      • Daniela Vicherat Mattar, Leiden University College, The Hague

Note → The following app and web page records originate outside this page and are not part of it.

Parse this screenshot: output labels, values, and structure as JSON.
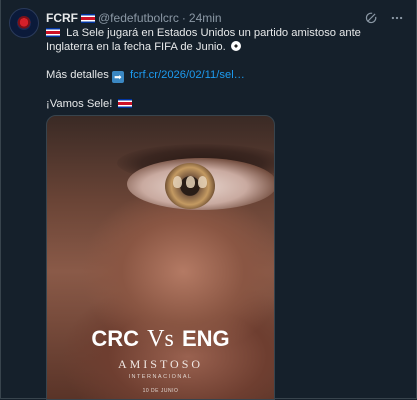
{
  "tweet": {
    "author_name": "FCRF",
    "handle": "@fedefutbolcrc",
    "separator": "·",
    "time": "24min",
    "line1": "La Sele jugará en Estados Unidos un partido amistoso ante Inglaterra en la fecha FIFA de Junio.",
    "details_label": "Más detalles",
    "details_link": "fcrf.cr/2026/02/11/sel…",
    "closing": "¡Vamos Sele!"
  },
  "poster": {
    "team_home": "CRC",
    "vs": "Vs",
    "team_away": "ENG",
    "match_type": "AMISTOSO",
    "category": "INTERNACIONAL",
    "date": "10 DE JUNIO"
  },
  "icons": {
    "avatar": "fcrf-crest",
    "flag": "costa-rica-flag",
    "refresh": "grok-icon",
    "more": "more-icon",
    "arrow": "arrow-right-icon",
    "ball": "soccer-ball-icon"
  },
  "colors": {
    "background": "#15202b",
    "text": "#e7e9ea",
    "secondary_text": "#8b98a5",
    "link": "#1d9bf0"
  }
}
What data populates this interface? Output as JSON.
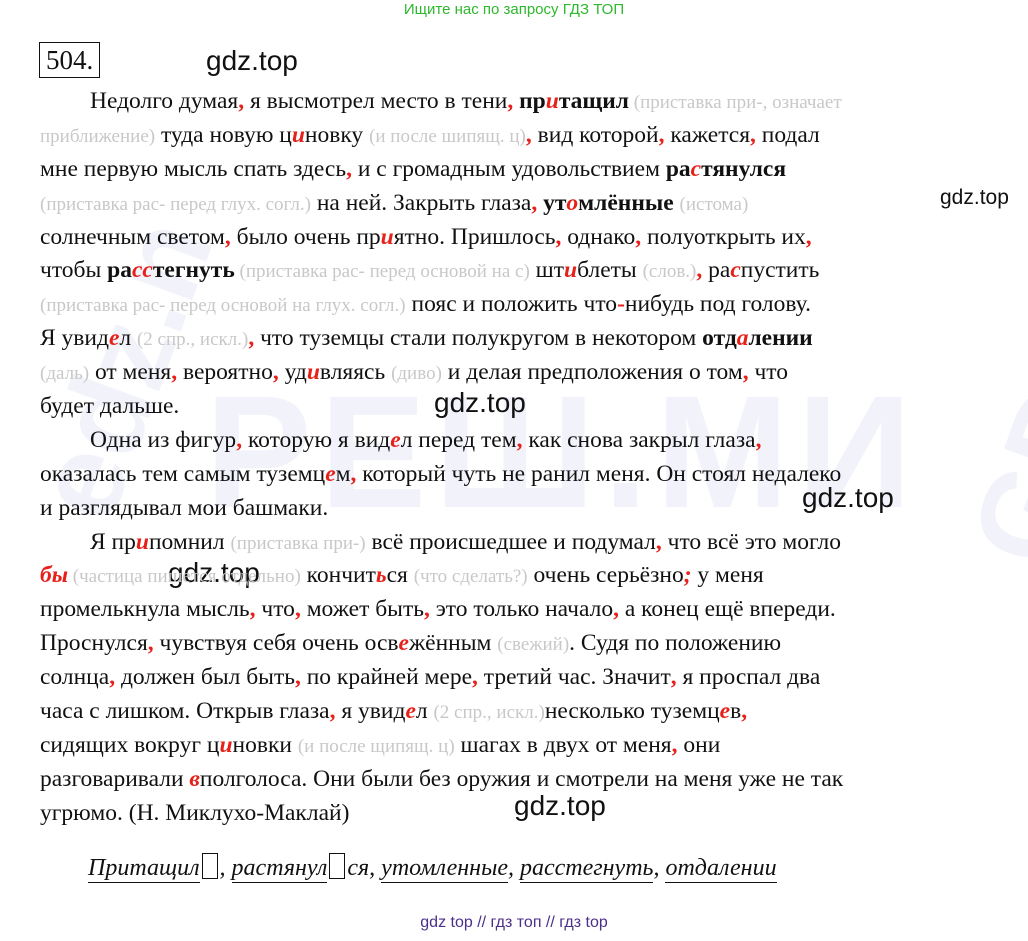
{
  "top_banner": "Ищите нас по запросу ГДЗ ТОП",
  "exercise_number": "504.",
  "watermark": "gdz.top",
  "bg_watermarks": [
    "РЕШ.МИ",
    "edz.n",
    "GDZ.n"
  ],
  "lines": [
    [
      [
        "Недолго думая",
        ""
      ],
      [
        ",",
        "r"
      ],
      [
        " я высмотрел место в тени",
        ""
      ],
      [
        ",",
        "r"
      ],
      [
        " ",
        ""
      ],
      [
        "пр",
        "b"
      ],
      [
        "и",
        "ri"
      ],
      [
        "тащил",
        "b"
      ],
      [
        " (приставка при-, означает",
        "g"
      ]
    ],
    [
      [
        "приближение)",
        "g"
      ],
      [
        " туда новую ц",
        ""
      ],
      [
        "и",
        "ri"
      ],
      [
        "новку ",
        ""
      ],
      [
        "(и после шипящ. ц)",
        "g"
      ],
      [
        ",",
        "r"
      ],
      [
        " вид которой",
        ""
      ],
      [
        ",",
        "r"
      ],
      [
        " кажется",
        ""
      ],
      [
        ",",
        "r"
      ],
      [
        " подал",
        ""
      ]
    ],
    [
      [
        "мне первую мысль спать здесь",
        ""
      ],
      [
        ",",
        "r"
      ],
      [
        " и с громадным удовольствием ",
        ""
      ],
      [
        "ра",
        "b"
      ],
      [
        "с",
        "ri"
      ],
      [
        "тянулся",
        "b"
      ]
    ],
    [
      [
        "(приставка рас- перед глух. согл.)",
        "g"
      ],
      [
        " на ней. Закрыть глаза",
        ""
      ],
      [
        ",",
        "r"
      ],
      [
        " ",
        ""
      ],
      [
        "ут",
        "b"
      ],
      [
        "о",
        "ri"
      ],
      [
        "млённые",
        "b"
      ],
      [
        " ",
        ""
      ],
      [
        "(истома)",
        "g"
      ]
    ],
    [
      [
        "солнечным светом",
        ""
      ],
      [
        ",",
        "r"
      ],
      [
        " было очень пр",
        ""
      ],
      [
        "и",
        "ri"
      ],
      [
        "ятно. Пришлось",
        ""
      ],
      [
        ",",
        "r"
      ],
      [
        " однако",
        ""
      ],
      [
        ",",
        "r"
      ],
      [
        " полуоткрыть их",
        ""
      ],
      [
        ",",
        "r"
      ]
    ],
    [
      [
        "чтобы ",
        ""
      ],
      [
        "ра",
        "b"
      ],
      [
        "сс",
        "ri"
      ],
      [
        "тегнуть",
        "b"
      ],
      [
        " (приставка рас- перед основой на с)",
        "g"
      ],
      [
        " шт",
        ""
      ],
      [
        "и",
        "ri"
      ],
      [
        "блеты ",
        ""
      ],
      [
        "(слов.)",
        "g"
      ],
      [
        ",",
        "r"
      ],
      [
        " ра",
        ""
      ],
      [
        "с",
        "ri"
      ],
      [
        "пустить",
        ""
      ]
    ],
    [
      [
        "(приставка рас- перед основой на глух. согл.)",
        "g"
      ],
      [
        " пояс и положить что",
        ""
      ],
      [
        "-",
        "r"
      ],
      [
        "нибудь под голову.",
        ""
      ]
    ],
    [
      [
        "Я увид",
        ""
      ],
      [
        "е",
        "ri"
      ],
      [
        "л ",
        ""
      ],
      [
        "(2 спр., искл.)",
        "g"
      ],
      [
        ",",
        "r"
      ],
      [
        " что туземцы стали полукругом в некотором ",
        ""
      ],
      [
        "отд",
        "b"
      ],
      [
        "а",
        "ri"
      ],
      [
        "лении",
        "b"
      ]
    ],
    [
      [
        "(даль)",
        "g"
      ],
      [
        " от меня",
        ""
      ],
      [
        ",",
        "r"
      ],
      [
        " вероятно",
        ""
      ],
      [
        ",",
        "r"
      ],
      [
        " уд",
        ""
      ],
      [
        "и",
        "ri"
      ],
      [
        "вляясь ",
        ""
      ],
      [
        "(диво)",
        "g"
      ],
      [
        " и делая предположения о том",
        ""
      ],
      [
        ",",
        "r"
      ],
      [
        " что",
        ""
      ]
    ],
    [
      [
        "будет дальше.",
        ""
      ]
    ],
    [
      [
        "Одна из фигур",
        ""
      ],
      [
        ",",
        "r"
      ],
      [
        " которую я вид",
        ""
      ],
      [
        "е",
        "ri"
      ],
      [
        "л перед тем",
        ""
      ],
      [
        ",",
        "r"
      ],
      [
        " как снова закрыл глаза",
        ""
      ],
      [
        ",",
        "r"
      ]
    ],
    [
      [
        "оказалась тем самым туземц",
        ""
      ],
      [
        "е",
        "ri"
      ],
      [
        "м",
        ""
      ],
      [
        ",",
        "r"
      ],
      [
        " который чуть не ранил меня. Он стоял недалеко",
        ""
      ]
    ],
    [
      [
        "и разглядывал мои башмаки.",
        ""
      ]
    ],
    [
      [
        "Я пр",
        ""
      ],
      [
        "и",
        "ri"
      ],
      [
        "помнил ",
        ""
      ],
      [
        "(приставка при-)",
        "g"
      ],
      [
        " всё происшедшее и подумал",
        ""
      ],
      [
        ",",
        "r"
      ],
      [
        " что всё это могло",
        ""
      ]
    ],
    [
      [
        "бы",
        "ri"
      ],
      [
        " (частица ",
        "g"
      ],
      [
        "пишется",
        "g"
      ],
      [
        " отдельно)",
        "g"
      ],
      [
        " кончит",
        ""
      ],
      [
        "ь",
        "ri"
      ],
      [
        "ся ",
        ""
      ],
      [
        "(что сделать?)",
        "g"
      ],
      [
        " очень серьёзно",
        ""
      ],
      [
        ";",
        "ri"
      ],
      [
        " у меня",
        ""
      ]
    ],
    [
      [
        "промелькнула мысль",
        ""
      ],
      [
        ",",
        "r"
      ],
      [
        " что",
        ""
      ],
      [
        ",",
        "r"
      ],
      [
        " может быть",
        ""
      ],
      [
        ",",
        "r"
      ],
      [
        " это только начало",
        ""
      ],
      [
        ",",
        "r"
      ],
      [
        " а конец ещё впереди.",
        ""
      ]
    ],
    [
      [
        "Проснулся",
        ""
      ],
      [
        ",",
        "r"
      ],
      [
        " чувствуя себя очень осв",
        ""
      ],
      [
        "е",
        "ri"
      ],
      [
        "жённым ",
        ""
      ],
      [
        "(свежий)",
        "g"
      ],
      [
        ". Судя по положению",
        ""
      ]
    ],
    [
      [
        "солнца",
        ""
      ],
      [
        ",",
        "r"
      ],
      [
        " должен был быть",
        ""
      ],
      [
        ",",
        "r"
      ],
      [
        " по крайней мере",
        ""
      ],
      [
        ",",
        "r"
      ],
      [
        " третий час. Значит",
        ""
      ],
      [
        ",",
        "r"
      ],
      [
        " я проспал два",
        ""
      ]
    ],
    [
      [
        "часа с лишком. Открыв глаза",
        ""
      ],
      [
        ",",
        "r"
      ],
      [
        " я увид",
        ""
      ],
      [
        "е",
        "ri"
      ],
      [
        "л ",
        ""
      ],
      [
        "(2 спр., искл.)",
        "g"
      ],
      [
        "несколько туземц",
        ""
      ],
      [
        "е",
        "ri"
      ],
      [
        "в",
        ""
      ],
      [
        ",",
        "r"
      ]
    ],
    [
      [
        "сидящих вокруг ц",
        ""
      ],
      [
        "и",
        "ri"
      ],
      [
        "новки ",
        ""
      ],
      [
        "(и после щипящ. ц)",
        "g"
      ],
      [
        " шагах в двух от меня",
        ""
      ],
      [
        ",",
        "r"
      ],
      [
        " они",
        ""
      ]
    ],
    [
      [
        "разговаривали ",
        ""
      ],
      [
        "в",
        "ri"
      ],
      [
        "полголоса. Они были без оружия и смотрели на меня уже не так",
        ""
      ]
    ],
    [
      [
        "угрюмо. (Н. Миклухо-Маклай)",
        ""
      ]
    ]
  ],
  "morphemes": [
    "Притащил",
    ", ",
    "растянул",
    "ся",
    ", ",
    "утомленные",
    ", ",
    "расстегнуть",
    ", ",
    "отдалении"
  ],
  "footer": "gdz top  //  гдз топ  //  гдз top"
}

    In “The Poetics of Space”, Gaston Bachelard uses the above line of Noël Arnaud to introduce his description of “corners”. Corners, according to him, are intimate spaces of retreat, silence and imagination, but also points of encounter. Ultimately, any corner is only possible when two sides meet. Like with corners, it is impossible to think about identity, in singular or plural, without the subsequent process of differentiation and (miss)recognition it implies (Connolly, Hall, Sennett, Taylor, among others). Precisely because identity/recognition have a relational character, they are necessarily constructed in and through social space. Spatiality is what appears as the anchor of feelings of belonging and identification. Spatiality is the condition and frame of any relational experience. It is the anchor of the world we have to share. Throughout a process of identification people possess a world and therefore they possess an identity. Nevertheless, traditionally identity formation tends to be attributed to the private sphere, while its correlative recognition is placed in the public domain. Yet, particularly since the 2011 and subsequent outbursts of social movements, it has become clear identities are not pre-given points of departure for politics and collective action, but on the contrary they are formed through experiences among others -particularly those of action and speech- that (wo)men engaged in when joining public spaces. In this paper I explore public spaces as the “corners” were processes of identity formation are produced, anchored, contested and recreated anew. The paper focuses on examining Puerta del Sol in Madrid and Plaza Italia in Santiago, their relevance to their respective identities of their cities and city-dwellers, the mutual determinations and the cultural images that each person project onto others, albeit the representations of these images during the recent social movements experienced in both cities. Eventually, the point of the paper is to propose a way of examining public spaces and identities through the metaphor of the corner, a particularly illustrative allegory to the challenge multicultural experiences pose to contemporary cities.